The basic purpose of a word processor is to format text for printing. If you aren't going to put it on paper, you really have no need for a word processor. However, I find a huge portion of the computer using population don't make a distinction between documents for printing and webpages. That is, not consciously. They may know instinctively if they want to print the contents of a webpage the way they want it to print, they'll have to copy from the page, then paste into a word processor, format, then print. They focus on the presentation, and the information is a separate issue. Indeed, the former often takes precedence.
The problem here is such users seldom have much more than a semi-conscious awareness of their own preferences, even when they focus on presentation. They have no idea what makes presentation effective to their audience; they simply assume people are impacted as they were at that particular moment. Tomorrow the same printed page becomes trash because it doesn't speak the same. No one seems to notice. People who have studied the issue of how the average brain processes information are more likely to reduce all the trashy, flashy extras in presentation, and stick with the essentials. They know all caps, all bold, all italics, all underlined, all brightly colored means the average brain responds to the message as unimportant, because it requires such a hideous paint job to convey the importance the sender attaches to it. And we all know most people are more impressed with themselves than most other people are. Save the theatrics for the live presentations; in print there are precious few with a talent for it.
Unload all the silliness, and you arrive at the information itself. Adding attributes to plain text has a well-established meaning. The framework was established long ago, and various attempts were made to produce software which approximates that framework. Some details have shifted around a bit from those early standards for text displayed on a computer screen. For example, we don't worry about wasting paper or other resources which feed into printed matter. What we used to do in print fails to exploit the capability of computers. For most uses, print has shifted to match what we do on computers. For example, it's no longer acceptable to indent the first line to mark the beginning of a paragraph. Now we use vertical space between paragraphs, and leave lines unindented in the main text. There is some overlap: We still set off large blocks of quoted material by indenting the whole paragraph. Whole books have been written on the details. The point has always been, “What's the best way to inform the widest audience?”
In the end, we have web publishing standards as reflected in the system called HTML — HyperText Markup Language. That framework continues to develop, often an ugly political process, but it's now the reflexive standard in the minds of most people who can read. I choose to rely on the XHTML (Extended HTML) standard. Over the years, I have found myself moving away from the word processing model altogether. While I still have a printer attached to my computer, I seldom use word processing software. For longer documents which must be printed, I prefer a typesetter (Lyx), but for most of my personal archives I prefer either plain text or HTML. All the more so since, even for printing, HTML processed by your browser seems a better way to go.

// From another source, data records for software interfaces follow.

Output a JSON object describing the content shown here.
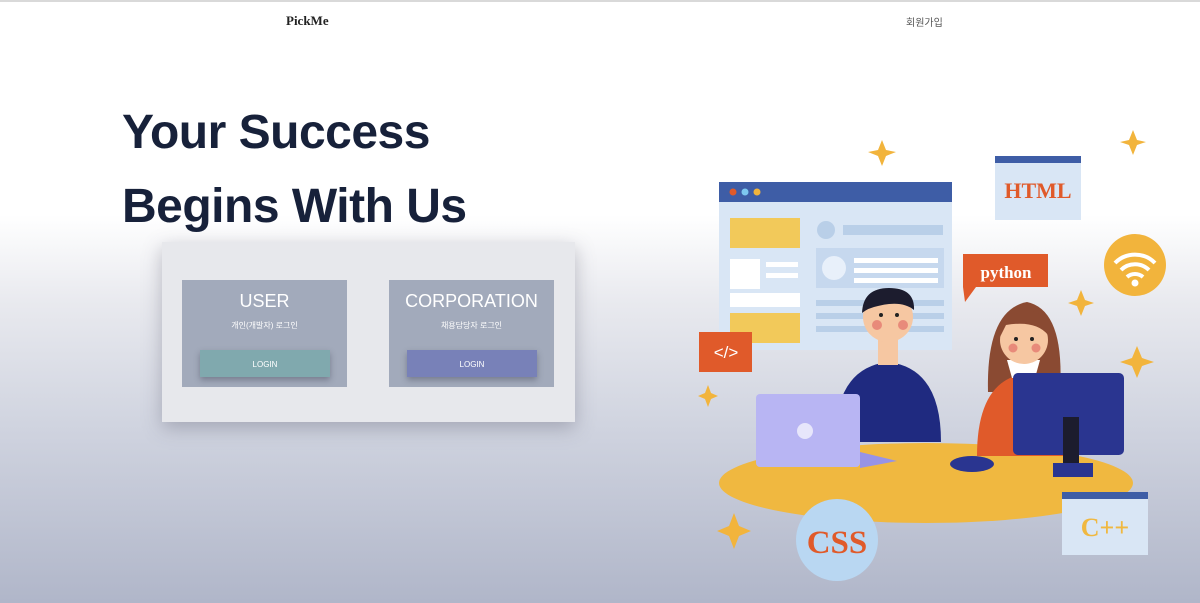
{
  "header": {
    "brand": "PickMe",
    "signup": "회원가입"
  },
  "hero": {
    "line1": "Your Success",
    "line2": "Begins With Us"
  },
  "login": {
    "user": {
      "title": "USER",
      "subtitle": "개인(개발자) 로그인",
      "button": "LOGIN"
    },
    "corporation": {
      "title": "CORPORATION",
      "subtitle": "채용담당자 로그인",
      "button": "LOGIN"
    }
  },
  "illustration": {
    "labels": {
      "html": "HTML",
      "python": "python",
      "css": "CSS",
      "cpp": "C++",
      "code": "</>"
    }
  },
  "colors": {
    "hero_text": "#17213a",
    "user_button": "#80a9ae",
    "corp_button": "#7881b8",
    "accent_orange": "#e05a2a",
    "accent_yellow": "#f2b43c",
    "browser_blue": "#3e5da6"
  }
}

That is, it's possible to write formatting instructions (CSS — Cascading Style Sheets) for inclusion in the webpage display which can be tailored just for printing. Even then, the whole idea behind the new and better XHTML is to avoid making choices for the reader, and giving them maximum freedom to alter the presentation, if they are so inclined. Of course, that means they'll need some awareness of what they can change and how, but for those who don't know, the basic standards are probably fine. I use minimum formatting, with one CSS for browser display, and another for printing. This lends itself to a certain global accessibility, since the printer version does not direct the result to fit a particular size of paper. It allows the user to print on any paper, because it's solely an issue of browser and printer controls. All I do is provide relative guidelines, and those who really must change those can do so by telling their browser to prefer their own CSS over mine. I construct my CSS files specifically to be advisory, and easily overridden by anyone who has the savvy to set their own user-CSS.
On the one hand, this forces me to focus on the content. It's pretty much the same for typesetting software. In my best academic style, I try to limit the use of italics or boldface, and reserve underline for marking hyperlinks. If you really need white-on-black, you can tell your browser to make it so, and it should work fine. If you really like blinking text, you are free to learn how to make it happen and apply it to my webpages. You can print any color you wish, because I only suggest black-on-white as the most common style. Depending on how your browser and printer cooperate, printing my webpages should work about the same as with a word processor.
I used to have a huge cache of word processor documents, and always worried about the format and whether anyone else could open them and read or print them. Over the past few years, I have changed them all to XHTML. It's become the most widely acceptable format for just about any purpose.
Ed Hurst is Associate Editor of Open for Business.